Q: It says on the INJAZ website that it aims to empower one million young Egyptians by 2020to reach their fullest potential by becoming sought after Employees & Entrepreneurs, leading successful businesses, creating economic prosperity to develop their country. Since we’re almost there, can we say that the target is almost achieved?
A: We’ve had an overall impact of over 800,000 students, and it’s still going and growing. So, we’re excited about creating more of an impact across schools, universities, and startups, as you’re creating a generation of more innovative and entrepreneurial leaders in our community.
Q: What are some of the upcoming plans for the enterprise?
A: There’re always projects in the mix, and we’re always trying to come up with new ideas and innovative programs, whether for school or university students, whose feedback we always like to hear. Also, we’re part of a regional and global network, so we like to see the latest that’s going in the world and maybe moving towards more digital technology for the present and future.
Q: At the end of this interview, would you like to send our readers a message? Especially aspiring entrepreneurs.
A: I’ll definitely re-voice what I said before. If you have an idea, don’t be afraid to take the risk and experiment with it to see if you can change it into an actual business, while you’re still young. You might have regrets for not having done it later on in life, so you might as well go for it. If you’re pursuing a business idea, it’s always important to develop yourself, to learn, to grow, and to expose yourself to what’s happening in the world and gain different types of network, as well as support from mentors and people who can help you, including the many incubators and accelerators around us. And to always set a big goal and dream to work towards it.

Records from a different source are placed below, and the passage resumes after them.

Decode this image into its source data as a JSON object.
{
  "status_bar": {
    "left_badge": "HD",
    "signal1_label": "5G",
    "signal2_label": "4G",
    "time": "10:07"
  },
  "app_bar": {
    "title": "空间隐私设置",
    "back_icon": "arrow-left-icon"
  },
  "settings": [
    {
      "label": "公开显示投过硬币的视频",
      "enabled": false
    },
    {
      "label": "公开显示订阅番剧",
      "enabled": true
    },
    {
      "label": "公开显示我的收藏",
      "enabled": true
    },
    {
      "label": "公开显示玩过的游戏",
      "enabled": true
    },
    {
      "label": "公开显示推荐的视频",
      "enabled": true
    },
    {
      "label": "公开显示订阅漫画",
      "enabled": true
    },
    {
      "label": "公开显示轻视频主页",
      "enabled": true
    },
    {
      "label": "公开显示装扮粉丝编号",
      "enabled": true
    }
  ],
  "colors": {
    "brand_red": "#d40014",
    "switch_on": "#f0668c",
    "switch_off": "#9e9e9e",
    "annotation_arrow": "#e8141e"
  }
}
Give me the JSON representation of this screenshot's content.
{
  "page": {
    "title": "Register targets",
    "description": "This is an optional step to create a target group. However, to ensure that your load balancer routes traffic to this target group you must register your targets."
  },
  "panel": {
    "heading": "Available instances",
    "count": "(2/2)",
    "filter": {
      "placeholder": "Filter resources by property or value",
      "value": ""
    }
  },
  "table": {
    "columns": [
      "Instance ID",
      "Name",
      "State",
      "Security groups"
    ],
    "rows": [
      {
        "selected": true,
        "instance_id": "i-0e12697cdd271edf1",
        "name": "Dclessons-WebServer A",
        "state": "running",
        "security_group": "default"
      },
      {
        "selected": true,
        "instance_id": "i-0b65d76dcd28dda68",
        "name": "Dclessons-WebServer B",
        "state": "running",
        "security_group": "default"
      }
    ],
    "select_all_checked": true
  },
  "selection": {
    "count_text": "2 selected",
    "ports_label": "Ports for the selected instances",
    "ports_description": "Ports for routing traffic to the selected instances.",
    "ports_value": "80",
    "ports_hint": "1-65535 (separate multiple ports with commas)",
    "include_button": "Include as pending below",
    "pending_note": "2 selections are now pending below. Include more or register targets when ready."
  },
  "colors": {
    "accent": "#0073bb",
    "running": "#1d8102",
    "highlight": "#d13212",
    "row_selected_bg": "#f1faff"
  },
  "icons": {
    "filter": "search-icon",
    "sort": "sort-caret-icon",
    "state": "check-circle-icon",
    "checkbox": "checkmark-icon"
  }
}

Also, don’t give up in the face of challenges, because there will always be challenges. So, it’s your tenacity and your ability to continuously “roll with the punches”, as they say. Know how to overcome that challenge, and that takes a lot of personal development and internal work, because if you’re strong on the inside, you’ll always be invincible on the outside.